::: Provided records
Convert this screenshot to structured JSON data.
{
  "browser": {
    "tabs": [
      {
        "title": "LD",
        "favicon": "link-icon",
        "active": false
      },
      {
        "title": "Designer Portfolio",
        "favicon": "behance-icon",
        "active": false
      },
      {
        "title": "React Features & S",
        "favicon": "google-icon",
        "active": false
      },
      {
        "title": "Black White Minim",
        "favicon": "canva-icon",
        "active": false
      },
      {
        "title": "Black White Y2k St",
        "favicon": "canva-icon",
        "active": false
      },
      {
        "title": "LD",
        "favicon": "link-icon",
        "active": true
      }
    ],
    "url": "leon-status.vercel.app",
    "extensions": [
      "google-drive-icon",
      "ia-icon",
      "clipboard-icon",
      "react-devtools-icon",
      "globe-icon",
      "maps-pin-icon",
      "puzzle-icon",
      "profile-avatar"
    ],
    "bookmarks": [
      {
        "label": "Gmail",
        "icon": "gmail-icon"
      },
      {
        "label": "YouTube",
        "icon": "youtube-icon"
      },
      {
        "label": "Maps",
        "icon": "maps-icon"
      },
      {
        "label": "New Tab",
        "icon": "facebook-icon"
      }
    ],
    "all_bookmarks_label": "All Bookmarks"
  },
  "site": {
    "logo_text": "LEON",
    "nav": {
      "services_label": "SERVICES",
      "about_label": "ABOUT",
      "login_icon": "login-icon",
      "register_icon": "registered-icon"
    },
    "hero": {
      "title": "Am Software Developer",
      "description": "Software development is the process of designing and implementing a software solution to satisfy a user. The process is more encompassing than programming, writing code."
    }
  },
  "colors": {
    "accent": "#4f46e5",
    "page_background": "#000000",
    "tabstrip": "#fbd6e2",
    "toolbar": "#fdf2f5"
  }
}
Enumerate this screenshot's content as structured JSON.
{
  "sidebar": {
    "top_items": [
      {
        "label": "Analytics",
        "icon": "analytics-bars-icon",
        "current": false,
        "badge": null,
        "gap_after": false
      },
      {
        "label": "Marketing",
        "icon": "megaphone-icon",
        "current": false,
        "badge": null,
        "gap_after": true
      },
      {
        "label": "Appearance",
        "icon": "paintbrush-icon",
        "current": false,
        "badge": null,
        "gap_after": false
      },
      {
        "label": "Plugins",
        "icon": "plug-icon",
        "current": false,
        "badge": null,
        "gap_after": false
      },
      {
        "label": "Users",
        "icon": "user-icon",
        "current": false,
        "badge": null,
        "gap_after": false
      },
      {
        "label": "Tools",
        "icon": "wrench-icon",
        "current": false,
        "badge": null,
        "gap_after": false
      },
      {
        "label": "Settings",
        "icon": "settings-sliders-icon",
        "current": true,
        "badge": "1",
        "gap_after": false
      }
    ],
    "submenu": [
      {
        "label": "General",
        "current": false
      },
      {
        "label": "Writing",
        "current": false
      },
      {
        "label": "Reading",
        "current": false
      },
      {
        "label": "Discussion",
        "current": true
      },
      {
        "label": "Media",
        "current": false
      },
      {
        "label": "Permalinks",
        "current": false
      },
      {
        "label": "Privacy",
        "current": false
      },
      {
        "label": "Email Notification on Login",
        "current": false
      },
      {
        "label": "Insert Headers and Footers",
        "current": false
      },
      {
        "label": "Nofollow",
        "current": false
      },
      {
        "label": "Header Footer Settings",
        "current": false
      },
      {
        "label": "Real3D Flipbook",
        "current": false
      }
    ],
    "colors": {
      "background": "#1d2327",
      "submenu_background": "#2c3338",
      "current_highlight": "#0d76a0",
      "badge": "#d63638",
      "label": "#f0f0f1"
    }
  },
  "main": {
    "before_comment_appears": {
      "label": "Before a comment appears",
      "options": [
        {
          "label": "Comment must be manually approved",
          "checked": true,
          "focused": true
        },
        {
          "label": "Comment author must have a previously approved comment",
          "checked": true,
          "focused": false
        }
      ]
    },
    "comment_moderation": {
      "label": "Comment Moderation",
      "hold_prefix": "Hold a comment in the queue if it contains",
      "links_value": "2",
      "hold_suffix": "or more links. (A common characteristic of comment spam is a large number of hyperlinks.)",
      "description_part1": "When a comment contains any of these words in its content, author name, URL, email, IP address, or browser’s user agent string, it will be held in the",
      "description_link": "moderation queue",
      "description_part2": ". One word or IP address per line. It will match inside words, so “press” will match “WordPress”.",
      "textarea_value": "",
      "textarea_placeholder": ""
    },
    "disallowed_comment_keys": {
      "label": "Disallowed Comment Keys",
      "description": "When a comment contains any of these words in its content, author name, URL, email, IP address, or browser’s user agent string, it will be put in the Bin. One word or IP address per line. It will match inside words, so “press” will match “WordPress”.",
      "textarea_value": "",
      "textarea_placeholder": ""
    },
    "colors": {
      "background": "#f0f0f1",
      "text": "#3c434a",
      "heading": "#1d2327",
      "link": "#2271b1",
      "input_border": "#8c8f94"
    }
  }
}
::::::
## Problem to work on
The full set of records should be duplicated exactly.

## Answer space
Convert this screenshot to structured JSON data.
{
  "browser": {
    "tabs": [
      {
        "title": "LD",
        "favicon": "link-icon",
        "active": false
      },
      {
        "title": "Designer Portfolio",
        "favicon": "behance-icon",
        "active": false
      },
      {
        "title": "React Features & S",
        "favicon": "google-icon",
        "active": false
      },
      {
        "title": "Black White Minim",
        "favicon": "canva-icon",
        "active": false
      },
      {
        "title": "Black White Y2k St",
        "favicon": "canva-icon",
        "active": false
      },
      {
        "title": "LD",
        "favicon": "link-icon",
        "active": true
      }
    ],
    "url": "leon-status.vercel.app",
    "extensions": [
      "google-drive-icon",
      "ia-icon",
      "clipboard-icon",
      "react-devtools-icon",
      "globe-icon",
      "maps-pin-icon",
      "puzzle-icon",
      "profile-avatar"
    ],
    "bookmarks": [
      {
        "label": "Gmail",
        "icon": "gmail-icon"
      },
      {
        "label": "YouTube",
        "icon": "youtube-icon"
      },
      {
        "label": "Maps",
        "icon": "maps-icon"
      },
      {
        "label": "New Tab",
        "icon": "facebook-icon"
      }
    ],
    "all_bookmarks_label": "All Bookmarks"
  },
  "site": {
    "logo_text": "LEON",
    "nav": {
      "services_label": "SERVICES",
      "about_label": "ABOUT",
      "login_icon": "login-icon",
      "register_icon": "registered-icon"
    },
    "hero": {
      "title": "Am Software Developer",
      "description": "Software development is the process of designing and implementing a software solution to satisfy a user. The process is more encompassing than programming, writing code."
    }
  },
  "colors": {
    "accent": "#4f46e5",
    "page_background": "#000000",
    "tabstrip": "#fbd6e2",
    "toolbar": "#fdf2f5"
  }
}
Enumerate this screenshot's content as structured JSON.
{
  "sidebar": {
    "top_items": [
      {
        "label": "Analytics",
        "icon": "analytics-bars-icon",
        "current": false,
        "badge": null,
        "gap_after": false
      },
      {
        "label": "Marketing",
        "icon": "megaphone-icon",
        "current": false,
        "badge": null,
        "gap_after": true
      },
      {
        "label": "Appearance",
        "icon": "paintbrush-icon",
        "current": false,
        "badge": null,
        "gap_after": false
      },
      {
        "label": "Plugins",
        "icon": "plug-icon",
        "current": false,
        "badge": null,
        "gap_after": false
      },
      {
        "label": "Users",
        "icon": "user-icon",
        "current": false,
        "badge": null,
        "gap_after": false
      },
      {
        "label": "Tools",
        "icon": "wrench-icon",
        "current": false,
        "badge": null,
        "gap_after": false
      },
      {
        "label": "Settings",
        "icon": "settings-sliders-icon",
        "current": true,
        "badge": "1",
        "gap_after": false
      }
    ],
    "submenu": [
      {
        "label": "General",
        "current": false
      },
      {
        "label": "Writing",
        "current": false
      },
      {
        "label": "Reading",
        "current": false
      },
      {
        "label": "Discussion",
        "current": true
      },
      {
        "label": "Media",
        "current": false
      },
      {
        "label": "Permalinks",
        "current": false
      },
      {
        "label": "Privacy",
        "current": false
      },
      {
        "label": "Email Notification on Login",
        "current": false
      },
      {
        "label": "Insert Headers and Footers",
        "current": false
      },
      {
        "label": "Nofollow",
        "current": false
      },
      {
        "label": "Header Footer Settings",
        "current": false
      },
      {
        "label": "Real3D Flipbook",
        "current": false
      }
    ],
    "colors": {
      "background": "#1d2327",
      "submenu_background": "#2c3338",
      "current_highlight": "#0d76a0",
      "badge": "#d63638",
      "label": "#f0f0f1"
    }
  },
  "main": {
    "before_comment_appears": {
      "label": "Before a comment appears",
      "options": [
        {
          "label": "Comment must be manually approved",
          "checked": true,
          "focused": true
        },
        {
          "label": "Comment author must have a previously approved comment",
          "checked": true,
          "focused": false
        }
      ]
    },
    "comment_moderation": {
      "label": "Comment Moderation",
      "hold_prefix": "Hold a comment in the queue if it contains",
      "links_value": "2",
      "hold_suffix": "or more links. (A common characteristic of comment spam is a large number of hyperlinks.)",
      "description_part1": "When a comment contains any of these words in its content, author name, URL, email, IP address, or browser’s user agent string, it will be held in the",
      "description_link": "moderation queue",
      "description_part2": ". One word or IP address per line. It will match inside words, so “press” will match “WordPress”.",
      "textarea_value": "",
      "textarea_placeholder": ""
    },
    "disallowed_comment_keys": {
      "label": "Disallowed Comment Keys",
      "description": "When a comment contains any of these words in its content, author name, URL, email, IP address, or browser’s user agent string, it will be put in the Bin. One word or IP address per line. It will match inside words, so “press” will match “WordPress”.",
      "textarea_value": "",
      "textarea_placeholder": ""
    },
    "colors": {
      "background": "#f0f0f1",
      "text": "#3c434a",
      "heading": "#1d2327",
      "link": "#2271b1",
      "input_border": "#8c8f94"
    }
  }
}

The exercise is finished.